Solera Senior Living is embarking on a growth pipeline that includes several new developments and a potential collaboration with a national health care system.
Currently, the Denver-based senior living company has two properties open, in Florida and Arizona, with another slated to open in Denver in January 2020. Solera also has five developments on the books in various stages of construction in Denver; Evanston, Illinois; near Washington, D.C; near Philadelphia and in Austin, Texas.
The company is also working on striking a deal with a large health care system for a forthcoming 60-unit community in Las Vegas, though the details are still mostly under wraps due to the preliminary nature of the discussion, according to Solera founder and CEO, Adam Kaplan.
“The project is going to happen, and it’s going to happen with a local family that is very influential within the [Las Vegas] health care business,” Kaplan told Senior Housing News. “But how we formalize the relationship with the health care system, that is still evolving.”
Solera was founded in 2016 with a goal of developing resort-style senior living communities in markets with high barriers to entry. Kaplan previously worked as senior vice president of business and organizational development for Senior Lifestyle Corp., a Chicago-based provider co-founded by his father, Bill Kaplan.
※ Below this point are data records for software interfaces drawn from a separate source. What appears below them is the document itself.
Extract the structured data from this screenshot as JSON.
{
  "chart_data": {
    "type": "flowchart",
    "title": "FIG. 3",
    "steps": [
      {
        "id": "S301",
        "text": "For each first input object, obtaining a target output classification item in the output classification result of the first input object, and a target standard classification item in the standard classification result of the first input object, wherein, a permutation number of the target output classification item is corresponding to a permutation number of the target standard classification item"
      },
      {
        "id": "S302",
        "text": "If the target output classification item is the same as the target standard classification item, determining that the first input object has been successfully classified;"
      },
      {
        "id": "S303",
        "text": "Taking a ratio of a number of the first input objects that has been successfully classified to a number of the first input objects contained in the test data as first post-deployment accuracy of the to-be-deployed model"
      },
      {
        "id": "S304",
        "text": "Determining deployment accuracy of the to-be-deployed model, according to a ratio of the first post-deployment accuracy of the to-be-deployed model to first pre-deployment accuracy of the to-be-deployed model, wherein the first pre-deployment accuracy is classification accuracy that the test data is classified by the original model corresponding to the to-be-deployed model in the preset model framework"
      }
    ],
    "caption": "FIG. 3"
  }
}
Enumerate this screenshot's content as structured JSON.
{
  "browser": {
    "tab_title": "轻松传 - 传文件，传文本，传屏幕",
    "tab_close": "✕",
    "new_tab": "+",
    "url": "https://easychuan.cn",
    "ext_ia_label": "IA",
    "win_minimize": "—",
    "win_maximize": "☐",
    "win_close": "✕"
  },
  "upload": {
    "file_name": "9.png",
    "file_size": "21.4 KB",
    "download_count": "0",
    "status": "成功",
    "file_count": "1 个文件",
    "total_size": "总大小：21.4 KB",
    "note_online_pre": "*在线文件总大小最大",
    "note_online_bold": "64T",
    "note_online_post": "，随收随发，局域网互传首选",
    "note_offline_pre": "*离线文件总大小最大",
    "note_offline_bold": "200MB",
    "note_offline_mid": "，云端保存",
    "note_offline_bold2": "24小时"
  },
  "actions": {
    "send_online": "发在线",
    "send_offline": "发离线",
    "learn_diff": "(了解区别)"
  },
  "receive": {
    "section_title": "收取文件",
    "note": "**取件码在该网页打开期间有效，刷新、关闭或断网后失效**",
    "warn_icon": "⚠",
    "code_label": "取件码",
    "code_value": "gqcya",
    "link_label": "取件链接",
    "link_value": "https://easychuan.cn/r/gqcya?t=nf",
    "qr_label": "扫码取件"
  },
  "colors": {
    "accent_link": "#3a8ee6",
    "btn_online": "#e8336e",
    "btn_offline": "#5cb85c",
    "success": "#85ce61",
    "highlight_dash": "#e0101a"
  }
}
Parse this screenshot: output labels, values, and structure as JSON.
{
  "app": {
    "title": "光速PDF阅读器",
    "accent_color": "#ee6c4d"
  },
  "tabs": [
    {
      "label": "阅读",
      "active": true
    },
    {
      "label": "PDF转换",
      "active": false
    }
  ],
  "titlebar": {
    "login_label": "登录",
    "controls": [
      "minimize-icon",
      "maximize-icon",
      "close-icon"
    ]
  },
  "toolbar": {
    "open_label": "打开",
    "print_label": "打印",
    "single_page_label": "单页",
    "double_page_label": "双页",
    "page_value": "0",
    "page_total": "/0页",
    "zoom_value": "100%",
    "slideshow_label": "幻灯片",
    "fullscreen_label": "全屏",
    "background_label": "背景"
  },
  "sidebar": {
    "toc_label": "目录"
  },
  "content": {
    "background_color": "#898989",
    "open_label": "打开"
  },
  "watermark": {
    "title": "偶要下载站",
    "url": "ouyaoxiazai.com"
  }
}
The Las Vegas community will focus on higher levels of care for older adults, marking a shift away from Solera’s core strategy of developing and operating more hospitality-focused properties, Kaplan said. The community will emphasize memory care, and could even include care for residents with Parkinson’s disease and multiple sclerosis.
“This partnership with the health care system, there’s a lot we could benefit from in terms of research,” Kaplan said. “We could help refine what works within this category and then ultimately go and even look to scale it up and bring this product to multiple locations throughout the country.”
Solera is among a bevy of senior living providers looking to work more closely with hospitals, insurance providers or health systems. The general idea is that these parties, which often count many older adults as their patients or beneficiaries, can work with senior living communities to improve outcomes and drive down the cost of health care. And, in turn, senior living communities can improve the quality of care for their residents and tout such partnerships as a way to stand out from their local competitors .
“Solera is a hospitality company. That’s our expertise,” Kaplan said. “We’re not cutting-edge in terms of health care, so aligning with a health care system could be very accretive for us.”
The power of partnerships
One way Solera hopes to better serve its residents is by linking up with players outside of the senior living industry, including medical experts, local schools, well-known food vendors and local restaurateurs.
For example, the provider is working with Bonnie Brae Ice Cream, a popular ice cream shop in Denver, to create specialty ice cream for its residents. Solera is also in talks with a restauranteur to collaborate on signature pizza recipes and is working with “a well-respected fitness instructor that trains one of the most notable and high profile seniors in the country,” Kaplan said.
Additionally, Solera has committed to using CarePredict, a monitoring technology platform that works in conjunction with a wrist-worn wearable device for residents.
These and other partnerships help Solera differentiate itself in the crowded senior living market and can help fill gaps where the company doesn’t have as much know-how, Kaplan said.
“We don’t always have the answers,” he explained. “So, we’re working with experts in our markets and outside of our markets to try and create better offerings for our residents.”
More generally, Kaplan believes that the senior living industry is headed toward a landscape where the major players have brand verticals that cater to different kinds of residents. One sub-brand Solera has launched is called “Solera Reserve,” and the company is contemplating further sub-brands in the future, Kaplan said.
Striking unique partnerships could be a way to help those brands stand out.
Solera isn’t the only senior living provider with this notion. Lake Oswego, Oregon-based Eclipse Senior Living recently launched a new independent living brand called Embark to focus on middle-market senior living communities.
“I’m a believer that senior living is moving more toward the hotel business,” Kaplan said. “I like businesses where you can differentiate and provide something that is more valuable to people.”